Thursday, 21 July 2011
Circular Trip to Windsor and Eton
Windsor and Eton are around 20 miles west of London and can be reached by train from either London Waterloo or from London Paddington to the Riverside and Central stations respectively. I used to live on the other side of Windsor Great Park in Surrey and stopped saying that I lived “near Windsor”, which is a euphemism for Slough (known locally as Sluff). There are direct trains from Waterloo and you can join the train at Clapham Junction or Richmond via the London Overground as well as the Underground and other rail services.
Though I can get out of both Waterloo and Paddington stations, I have never tried buying a ticket and finding the right train and platform. I could probably do Waterloo, though I think Paddington would be more of a problem than Liverpool Street as it is more cluttered with construction works and has a wide circular approach with bay platforms. The Heathrow Express also leaves from Paddington so there is a lot of international baggage attached to the passengers.
I managed to negotiate the subway at Clapham Junction and went back to Platforms 5 and 6 for the Reading destinations. These services are run by Stagecoach’s associate South West Trains. Announcements were clear enough though being a Sunday there were delays and alterations. The Windsor and Eton service follows the Reading route and turns off at Staines. The line appears to get more rural but this an illusion as the landscape is manmade. There is a level crossing at Datchet which brought back memories of my being stuck every morning at 7.50 am on trying to get round Slough.
Stations are “immovable” in the main and it was reassuring to note that little had changed in over 34 years. (Bus stops are prone to being moved, diverted and closed at short notice) Crossing the River Thames on both routes gives an impression of the “untouched” rural idyll that is Greater Heathrow. While Windsor can appear to be cluttered and busy it is worth the trip to wander around the River and Eton. Windsor and Edinburgh can be full of the most awful tourist tack but you might like a day in “history”.
Windsor is usually packed with tourists and is a tourist trap. Eton across the River Thames is more tranquil and can be approached by a pedestrian bridge giving access to the river and towpaths. Eton College is famed for its former pupils and the college was founded by Henry VI before the Reformation. The college retains many original features and there are tours of the college. While the grounds of the College Chapel can be explored (wear a hat) it is best to join a tour and go inside the chapel and visit the museum, classroom and cloisters with a guide. My visit to Eton was inspired by the painting in the National Gallery Room 38 of the college by Canaletto.
Thanks to Clapham Junction ticket office, platform staff at Clapham Junction and Slough, passengers on busy trains and London Underground for checking that I was OK in finding the Bakerloo line at Paddington. Thanks also to Eton College for including me in a tour of the college.
Familiarise yourself with changing stations at Clapham Junction and Richmond and go to Windsor and Eton Riverside. Ticket “says” Windsor and E Riverside cost £4.15 off peak return with Railcard. Ask for the Eton direction and stroll over bridge. The college is on the right side of the road.

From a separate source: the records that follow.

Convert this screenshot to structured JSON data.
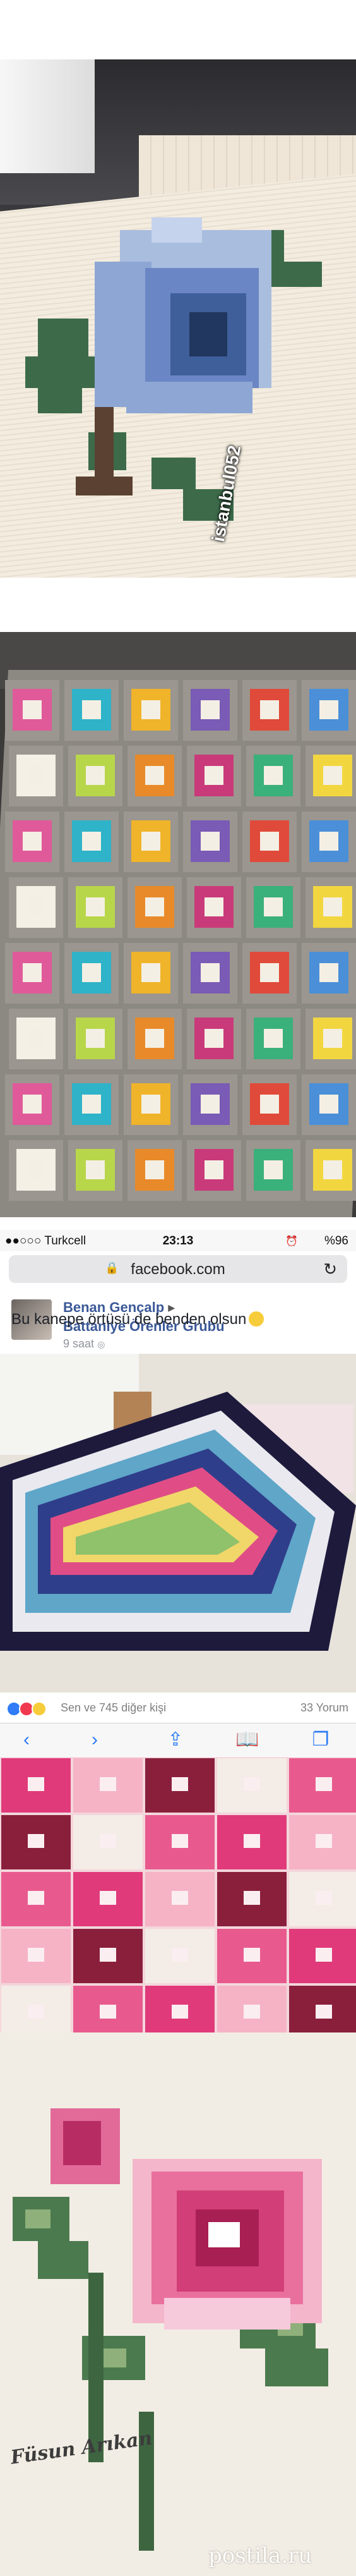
{
  "watermarks": {
    "photo1_credit": "istanbul052",
    "photo4_credit": "Füsun Arıkan",
    "site_mark": "postila.ru"
  },
  "status_bar": {
    "carrier": "●●○○○ Turkcell",
    "time": "23:13",
    "battery": "%96"
  },
  "browser": {
    "url": "facebook.com"
  },
  "post": {
    "author": "Benan Gençalp",
    "group": "Battaniye Örenler Grubu",
    "time": "9 saat",
    "text": "Bu kanepe örtüsü de benden olsun"
  },
  "engagement": {
    "reactions_text": "Sen ve 745 diğer kişi",
    "comments_text": "33 Yorum"
  },
  "icons": [
    "back-icon",
    "forward-icon",
    "share-icon",
    "bookmarks-icon",
    "tabs-icon",
    "lock-icon",
    "reload-icon",
    "globe-icon"
  ],
  "colors": {
    "link_blue": "#3b5998",
    "ios_blue": "#2f7cf6",
    "rose_blue": "#6b86c4",
    "rose_pink": "#e2407a"
  }
}
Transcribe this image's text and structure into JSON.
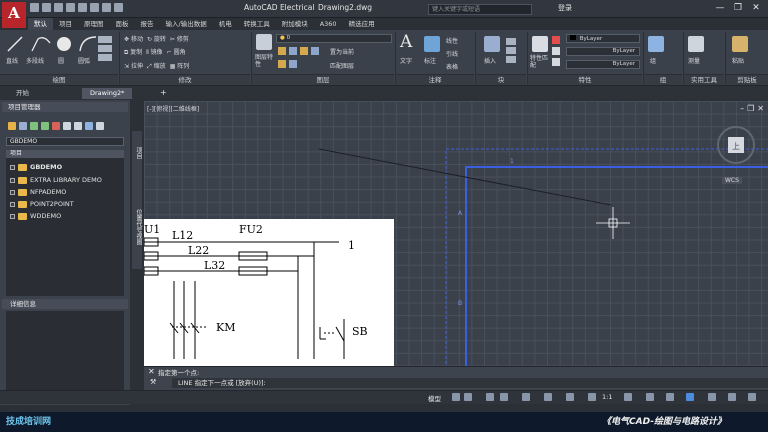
{
  "window": {
    "app_title": "AutoCAD Electrical",
    "doc_name": "Drawing2.dwg",
    "search_placeholder": "键入关键字或短语",
    "login": "登录",
    "controls": [
      "—",
      "❐",
      "✕"
    ]
  },
  "ribbon_tabs": [
    "默认",
    "项目",
    "原理图",
    "面板",
    "报告",
    "输入/输出数据",
    "机电",
    "转换工具",
    "附加模块",
    "A360",
    "精选应用"
  ],
  "ribbon": {
    "draw": {
      "line": "直线",
      "polyline": "多段线",
      "circle": "圆",
      "arc": "圆弧",
      "label": "绘图"
    },
    "modify": {
      "move": "移动",
      "rotate": "旋转",
      "trim": "修剪",
      "copy": "复制",
      "mirror": "镜像",
      "fillet": "圆角",
      "stretch": "拉伸",
      "scale": "缩放",
      "array": "阵列",
      "label": "修改"
    },
    "layers": {
      "layer_props": "图层特性",
      "layer_name": "0",
      "make_current": "置为当前",
      "match_layer": "匹配图层",
      "label": "图层"
    },
    "annotation": {
      "text": "文字",
      "dimension": "标注",
      "linear": "线性",
      "leader": "引线",
      "table": "表格",
      "label": "注释"
    },
    "block": {
      "insert": "插入",
      "label": "块"
    },
    "properties": {
      "match": "特性匹配",
      "color": "ByLayer",
      "linetype": "ByLayer",
      "lineweight": "ByLayer",
      "label": "特性"
    },
    "groups": {
      "group": "组",
      "label": "组"
    },
    "utilities": {
      "measure": "测量",
      "label": "实用工具"
    },
    "clipboard": {
      "paste": "粘贴",
      "label": "剪贴板"
    }
  },
  "file_tabs": [
    "开始",
    "Drawing2*"
  ],
  "project_manager": {
    "title": "项目管理器",
    "combo_value": "GBDEMO",
    "tree_header": "项目",
    "projects": [
      "GBDEMO",
      "EXTRA LIBRARY DEMO",
      "NFPADEMO",
      "POINT2POINT",
      "WDDEMO"
    ],
    "details_title": "详细信息",
    "side_tab_top": "项目",
    "side_tab_bottom": "位置代号视图"
  },
  "viewport": {
    "label": "[-][俯视][二维线框]",
    "wcs": "WCS",
    "compass_letter": "上"
  },
  "schematic": {
    "labels": {
      "u1": "U1",
      "l12": "L12",
      "l22": "L22",
      "l32": "L32",
      "fu2": "FU2",
      "one": "1",
      "km": "KM",
      "sb": "SB"
    },
    "sheet_numbers": {
      "top": "1",
      "left_a": "A",
      "left_b": "B"
    }
  },
  "command_line": {
    "history": "指定第一个点:",
    "prompt": "LINE 指定下一点或 [放弃(U)]:"
  },
  "status_bar": {
    "model": "模型",
    "scale": "1:1"
  },
  "banner": {
    "left": "技成培训网",
    "right": "《电气CAD-绘图与电路设计》"
  },
  "colors": {
    "accent_blue": "#3c5ee0",
    "folder_yellow": "#e8b84a",
    "app_red": "#b8262b"
  }
}
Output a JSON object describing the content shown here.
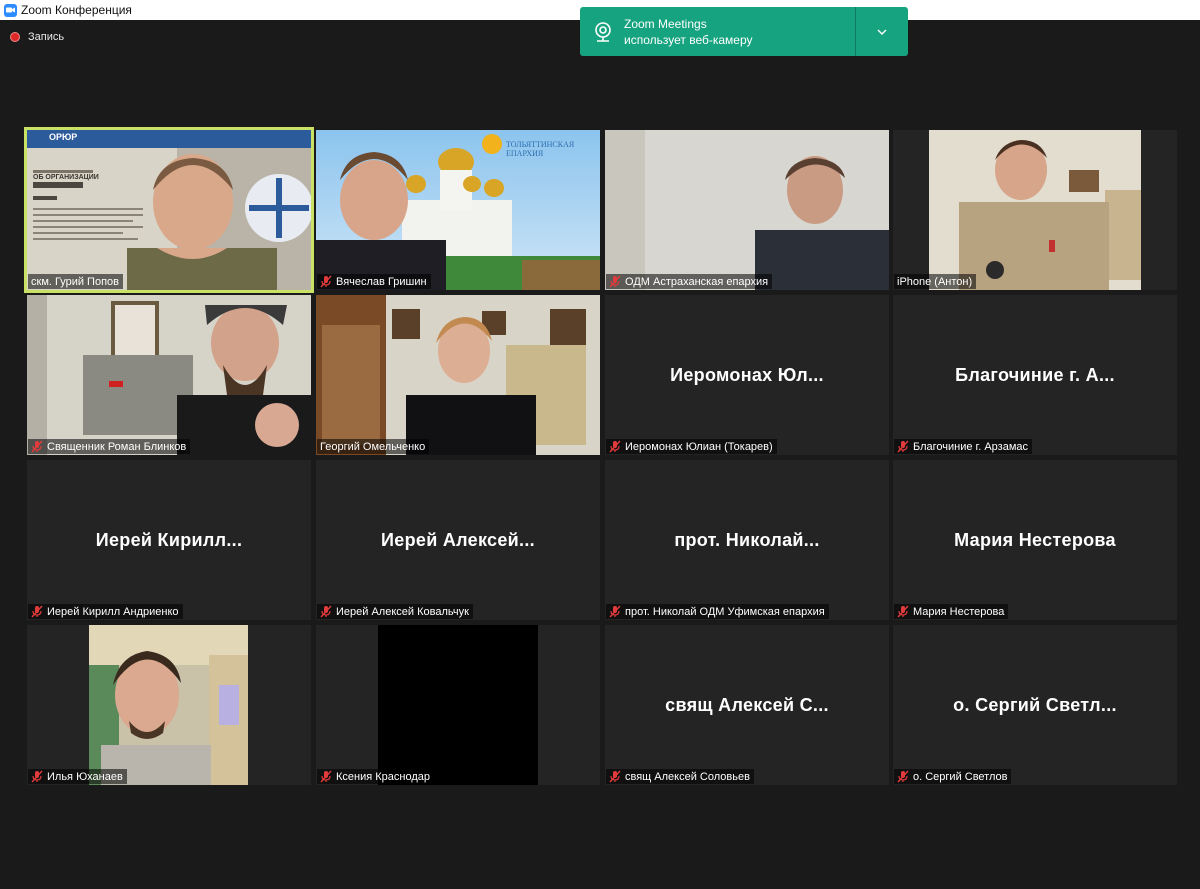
{
  "window": {
    "title": "Zoom Конференция",
    "recording_label": "Запись"
  },
  "notification": {
    "app": "Zoom Meetings",
    "message": "использует веб-камеру",
    "icon": "webcam-icon",
    "color": "#16a37f"
  },
  "accent_active": "#c9e265",
  "participants": [
    {
      "name": "скм. Гурий Попов",
      "muted": false,
      "video": true,
      "active": true,
      "screen": {
        "brand": "ОРЮР",
        "heading": "ОБ ОРГАНИЗАЦИИ"
      }
    },
    {
      "name": "Вячеслав Гришин",
      "muted": true,
      "video": true,
      "screen": {
        "brand": "ТОЛЬЯТТИНСКАЯ ЕПАРХИЯ"
      }
    },
    {
      "name": "ОДМ Астраханская епархия",
      "muted": true,
      "video": true
    },
    {
      "name": "iPhone (Антон)",
      "muted": false,
      "video": true
    },
    {
      "name": "Священник Роман Блинков",
      "muted": true,
      "video": true
    },
    {
      "name": "Георгий Омельченко",
      "muted": false,
      "video": true
    },
    {
      "name": "Иеромонах Юлиан (Токарев)",
      "muted": true,
      "video": false,
      "display": "Иеромонах  Юл..."
    },
    {
      "name": "Благочиние г. Арзамас",
      "muted": true,
      "video": false,
      "display": "Благочиние  г.  А..."
    },
    {
      "name": "Иерей Кирилл Андриенко",
      "muted": true,
      "video": false,
      "display": "Иерей  Кирилл..."
    },
    {
      "name": "Иерей Алексей Ковальчук",
      "muted": true,
      "video": false,
      "display": "Иерей  Алексей..."
    },
    {
      "name": "прот. Николай ОДМ Уфимская епархия",
      "muted": true,
      "video": false,
      "display": "прот.  Николай..."
    },
    {
      "name": "Мария Нестерова",
      "muted": true,
      "video": false,
      "display": "Мария  Нестерова"
    },
    {
      "name": "Илья Юханаев",
      "muted": true,
      "video": true
    },
    {
      "name": "Ксения Краснодар",
      "muted": true,
      "video": true
    },
    {
      "name": "свящ Алексей Соловьев",
      "muted": true,
      "video": false,
      "display": "свящ  Алексей  С..."
    },
    {
      "name": "о. Сергий Светлов",
      "muted": true,
      "video": false,
      "display": "о.  Сергий  Светл..."
    }
  ]
}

If you are feeling very brave go back and keep Windsor Castle on left and you will find the Central station which is a theme park and you might even find the shuttle train to Slough where you will have to change. I was lucky and followed passengers and found some helpful staff, though they are not as “visible” to us as the Underground staff usually are.
I was lucky in getting a fast train to Paddington so missed the intermediate stops though apart from Ealing I doubt there are many other interchange points. There are too many Actons on the map, few of which are connected easily. Things will improve with the Cross Rail development and looking to the future interchanges with HS2 and Heathrow may be real improvements.